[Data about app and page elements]
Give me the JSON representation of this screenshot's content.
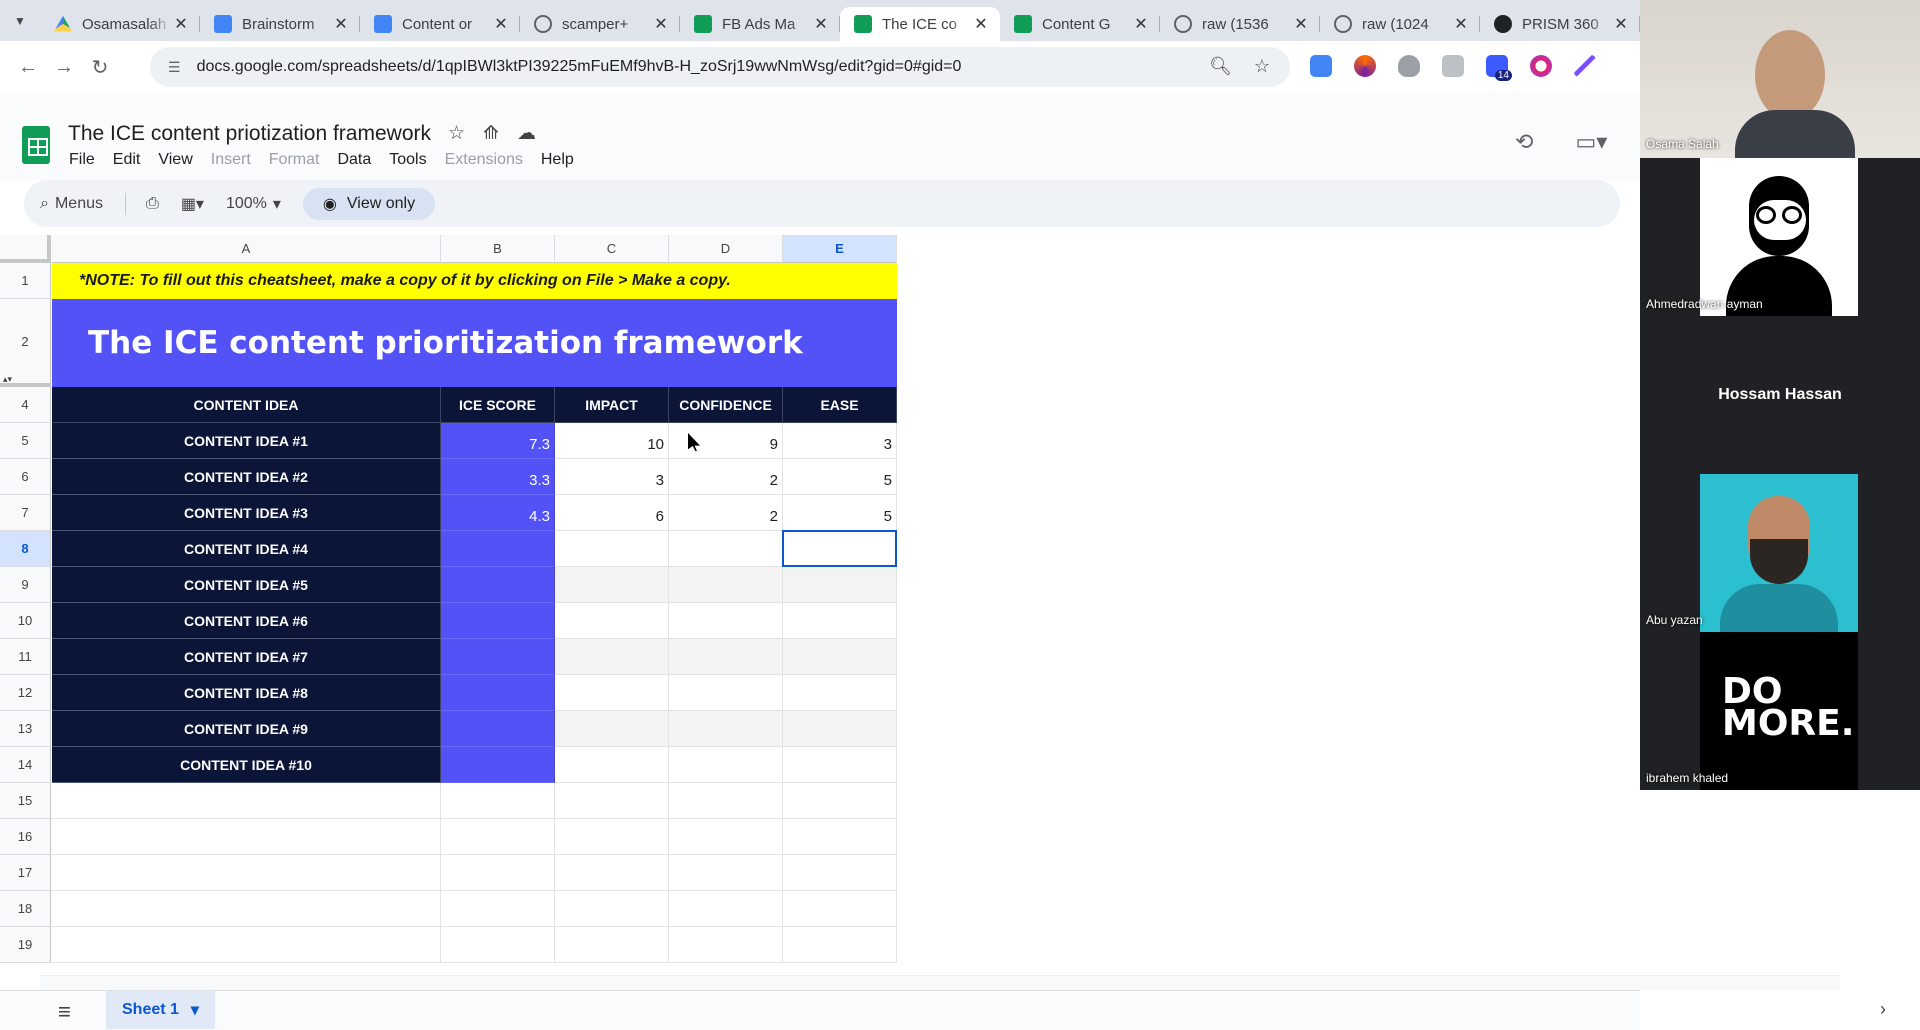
{
  "browser": {
    "tabs": [
      {
        "title": "Osamasalah",
        "favicon": "drive-icon",
        "kind": "drive"
      },
      {
        "title": "Brainstorm",
        "favicon": "docs-icon",
        "kind": "docs"
      },
      {
        "title": "Content or",
        "favicon": "docs-icon",
        "kind": "docs"
      },
      {
        "title": "scamper+",
        "favicon": "globe-icon",
        "kind": "globe"
      },
      {
        "title": "FB Ads Ma",
        "favicon": "sheets-icon",
        "kind": "sheets"
      },
      {
        "title": "The ICE co",
        "favicon": "sheets-icon",
        "kind": "sheets",
        "active": true
      },
      {
        "title": "Content G",
        "favicon": "sheets-icon",
        "kind": "sheets"
      },
      {
        "title": "raw (1536",
        "favicon": "globe-icon",
        "kind": "globe"
      },
      {
        "title": "raw (1024",
        "favicon": "globe-icon",
        "kind": "globe"
      },
      {
        "title": "PRISM 360",
        "favicon": "prism-icon",
        "kind": "prism"
      }
    ],
    "url": "docs.google.com/spreadsheets/d/1qpIBWl3ktPI39225mFuEMf9hvB-H_zoSrj19wwNmWsg/edit?gid=0#gid=0",
    "extension_badge": "14"
  },
  "sheet": {
    "title": "The ICE content priotization framework",
    "menu": [
      {
        "label": "File",
        "enabled": true
      },
      {
        "label": "Edit",
        "enabled": true
      },
      {
        "label": "View",
        "enabled": true
      },
      {
        "label": "Insert",
        "enabled": false
      },
      {
        "label": "Format",
        "enabled": false
      },
      {
        "label": "Extensions",
        "enabled": false
      },
      {
        "label": "Data",
        "enabled": true
      },
      {
        "label": "Tools",
        "enabled": true
      },
      {
        "label": "Help",
        "enabled": true
      }
    ],
    "toolbar": {
      "menus_label": "Menus",
      "zoom": "100%",
      "view_only_label": "View only"
    },
    "columns": [
      "A",
      "B",
      "C",
      "D",
      "E"
    ],
    "rows_visible": [
      "1",
      "2",
      "4",
      "5",
      "6",
      "7",
      "8",
      "9",
      "10",
      "11",
      "12",
      "13",
      "14",
      "15",
      "16",
      "17",
      "18",
      "19"
    ],
    "note": "*NOTE: To fill out this cheatsheet, make a copy of it by clicking on File > Make a copy.",
    "banner": "The ICE content prioritization framework",
    "table_headers": [
      "CONTENT IDEA",
      "ICE SCORE",
      "IMPACT",
      "CONFIDENCE",
      "EASE"
    ],
    "table_rows": [
      {
        "idea": "CONTENT IDEA #1",
        "ice": "7.3",
        "impact": "10",
        "confidence": "9",
        "ease": "3"
      },
      {
        "idea": "CONTENT IDEA #2",
        "ice": "3.3",
        "impact": "3",
        "confidence": "2",
        "ease": "5"
      },
      {
        "idea": "CONTENT IDEA #3",
        "ice": "4.3",
        "impact": "6",
        "confidence": "2",
        "ease": "5"
      },
      {
        "idea": "CONTENT IDEA #4",
        "ice": "",
        "impact": "",
        "confidence": "",
        "ease": ""
      },
      {
        "idea": "CONTENT IDEA #5",
        "ice": "",
        "impact": "",
        "confidence": "",
        "ease": ""
      },
      {
        "idea": "CONTENT IDEA #6",
        "ice": "",
        "impact": "",
        "confidence": "",
        "ease": ""
      },
      {
        "idea": "CONTENT IDEA #7",
        "ice": "",
        "impact": "",
        "confidence": "",
        "ease": ""
      },
      {
        "idea": "CONTENT IDEA #8",
        "ice": "",
        "impact": "",
        "confidence": "",
        "ease": ""
      },
      {
        "idea": "CONTENT IDEA #9",
        "ice": "",
        "impact": "",
        "confidence": "",
        "ease": ""
      },
      {
        "idea": "CONTENT IDEA #10",
        "ice": "",
        "impact": "",
        "confidence": "",
        "ease": ""
      }
    ],
    "selected_cell": "E8",
    "sheet_tab": "Sheet 1"
  },
  "meeting": {
    "participants": [
      "Osama Salah",
      "Ahmedradwan ayman",
      "Hossam Hassan",
      "Abu yazan",
      "ibrahem khaled"
    ],
    "logo_text": "DO MORE."
  },
  "colors": {
    "banner": "#5352f6",
    "header_navy": "#0a1537",
    "note_yellow": "#ffff00",
    "selection": "#0b57d0"
  }
}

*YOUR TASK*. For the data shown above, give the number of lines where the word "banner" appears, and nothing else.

*YOUR RESPONSE*. 2